[App and web page records]
/---
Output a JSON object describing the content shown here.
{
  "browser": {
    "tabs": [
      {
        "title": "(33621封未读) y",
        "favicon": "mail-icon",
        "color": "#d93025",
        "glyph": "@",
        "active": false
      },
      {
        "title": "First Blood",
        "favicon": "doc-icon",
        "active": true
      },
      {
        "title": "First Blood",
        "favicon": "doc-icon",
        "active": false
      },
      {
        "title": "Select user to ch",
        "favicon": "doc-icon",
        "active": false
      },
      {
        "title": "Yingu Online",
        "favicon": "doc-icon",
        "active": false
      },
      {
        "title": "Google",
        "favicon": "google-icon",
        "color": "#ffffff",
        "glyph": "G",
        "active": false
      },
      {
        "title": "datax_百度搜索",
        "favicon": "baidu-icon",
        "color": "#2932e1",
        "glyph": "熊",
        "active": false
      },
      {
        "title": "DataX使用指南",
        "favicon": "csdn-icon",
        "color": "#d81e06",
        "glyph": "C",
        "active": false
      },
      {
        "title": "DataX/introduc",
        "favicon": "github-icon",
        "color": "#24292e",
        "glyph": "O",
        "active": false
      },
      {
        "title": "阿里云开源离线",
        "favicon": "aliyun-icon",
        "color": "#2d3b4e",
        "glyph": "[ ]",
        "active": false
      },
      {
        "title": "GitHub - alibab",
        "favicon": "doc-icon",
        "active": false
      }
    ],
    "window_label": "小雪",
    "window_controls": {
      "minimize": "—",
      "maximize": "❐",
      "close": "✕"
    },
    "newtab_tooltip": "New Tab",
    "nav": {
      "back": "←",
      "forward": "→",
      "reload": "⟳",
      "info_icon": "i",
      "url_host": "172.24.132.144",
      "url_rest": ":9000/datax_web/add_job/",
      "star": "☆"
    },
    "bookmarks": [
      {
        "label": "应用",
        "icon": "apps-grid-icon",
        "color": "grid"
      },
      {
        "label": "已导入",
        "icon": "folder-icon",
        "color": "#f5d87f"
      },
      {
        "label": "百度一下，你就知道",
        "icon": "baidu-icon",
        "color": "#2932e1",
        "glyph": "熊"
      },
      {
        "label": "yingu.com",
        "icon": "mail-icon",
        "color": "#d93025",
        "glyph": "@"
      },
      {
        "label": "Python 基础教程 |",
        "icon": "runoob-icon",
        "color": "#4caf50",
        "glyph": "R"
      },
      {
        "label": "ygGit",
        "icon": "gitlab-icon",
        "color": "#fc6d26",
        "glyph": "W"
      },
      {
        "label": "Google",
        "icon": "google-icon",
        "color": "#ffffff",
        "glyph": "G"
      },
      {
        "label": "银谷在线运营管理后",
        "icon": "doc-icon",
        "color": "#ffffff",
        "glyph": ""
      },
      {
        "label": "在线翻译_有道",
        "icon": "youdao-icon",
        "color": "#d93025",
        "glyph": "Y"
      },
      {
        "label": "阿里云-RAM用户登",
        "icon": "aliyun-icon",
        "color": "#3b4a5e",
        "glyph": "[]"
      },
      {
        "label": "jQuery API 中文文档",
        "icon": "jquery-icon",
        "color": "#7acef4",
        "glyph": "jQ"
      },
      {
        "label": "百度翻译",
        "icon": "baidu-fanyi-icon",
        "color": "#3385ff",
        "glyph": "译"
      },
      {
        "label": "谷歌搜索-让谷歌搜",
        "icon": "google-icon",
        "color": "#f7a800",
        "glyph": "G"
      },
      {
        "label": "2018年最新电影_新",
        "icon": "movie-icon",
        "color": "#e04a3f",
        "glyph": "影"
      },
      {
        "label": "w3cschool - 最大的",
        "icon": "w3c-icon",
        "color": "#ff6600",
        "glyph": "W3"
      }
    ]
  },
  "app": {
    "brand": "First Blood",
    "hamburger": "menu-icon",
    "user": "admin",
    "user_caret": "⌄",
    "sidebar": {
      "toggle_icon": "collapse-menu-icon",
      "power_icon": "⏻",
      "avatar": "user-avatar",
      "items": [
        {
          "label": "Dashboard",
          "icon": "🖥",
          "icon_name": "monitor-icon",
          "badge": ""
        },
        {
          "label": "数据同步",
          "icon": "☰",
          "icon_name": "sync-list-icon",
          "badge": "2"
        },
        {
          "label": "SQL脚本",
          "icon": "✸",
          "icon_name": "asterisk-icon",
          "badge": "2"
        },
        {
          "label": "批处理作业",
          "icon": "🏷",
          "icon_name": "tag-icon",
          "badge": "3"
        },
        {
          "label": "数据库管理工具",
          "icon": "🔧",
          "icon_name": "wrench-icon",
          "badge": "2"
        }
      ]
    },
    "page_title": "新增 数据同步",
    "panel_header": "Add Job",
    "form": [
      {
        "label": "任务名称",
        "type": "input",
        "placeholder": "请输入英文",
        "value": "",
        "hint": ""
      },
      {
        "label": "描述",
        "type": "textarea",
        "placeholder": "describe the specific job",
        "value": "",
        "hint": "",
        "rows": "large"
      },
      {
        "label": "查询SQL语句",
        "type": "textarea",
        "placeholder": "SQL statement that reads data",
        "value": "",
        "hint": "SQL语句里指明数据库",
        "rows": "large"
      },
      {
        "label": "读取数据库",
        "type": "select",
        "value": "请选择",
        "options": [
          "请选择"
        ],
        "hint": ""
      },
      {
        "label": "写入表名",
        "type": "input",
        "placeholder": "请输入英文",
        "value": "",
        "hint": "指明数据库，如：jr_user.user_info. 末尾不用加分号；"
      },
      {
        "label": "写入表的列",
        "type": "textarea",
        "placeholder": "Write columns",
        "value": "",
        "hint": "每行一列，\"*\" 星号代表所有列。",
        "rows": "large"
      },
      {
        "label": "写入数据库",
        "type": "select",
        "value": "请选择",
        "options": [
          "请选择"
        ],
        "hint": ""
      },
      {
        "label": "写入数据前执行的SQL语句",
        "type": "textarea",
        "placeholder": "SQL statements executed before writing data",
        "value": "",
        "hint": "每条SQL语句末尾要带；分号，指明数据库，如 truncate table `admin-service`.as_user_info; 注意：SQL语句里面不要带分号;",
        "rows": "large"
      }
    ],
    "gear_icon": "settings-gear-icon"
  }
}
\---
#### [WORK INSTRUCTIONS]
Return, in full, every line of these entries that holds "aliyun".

#### [REPLY]
        "favicon": "aliyun-icon",
        "icon": "aliyun-icon",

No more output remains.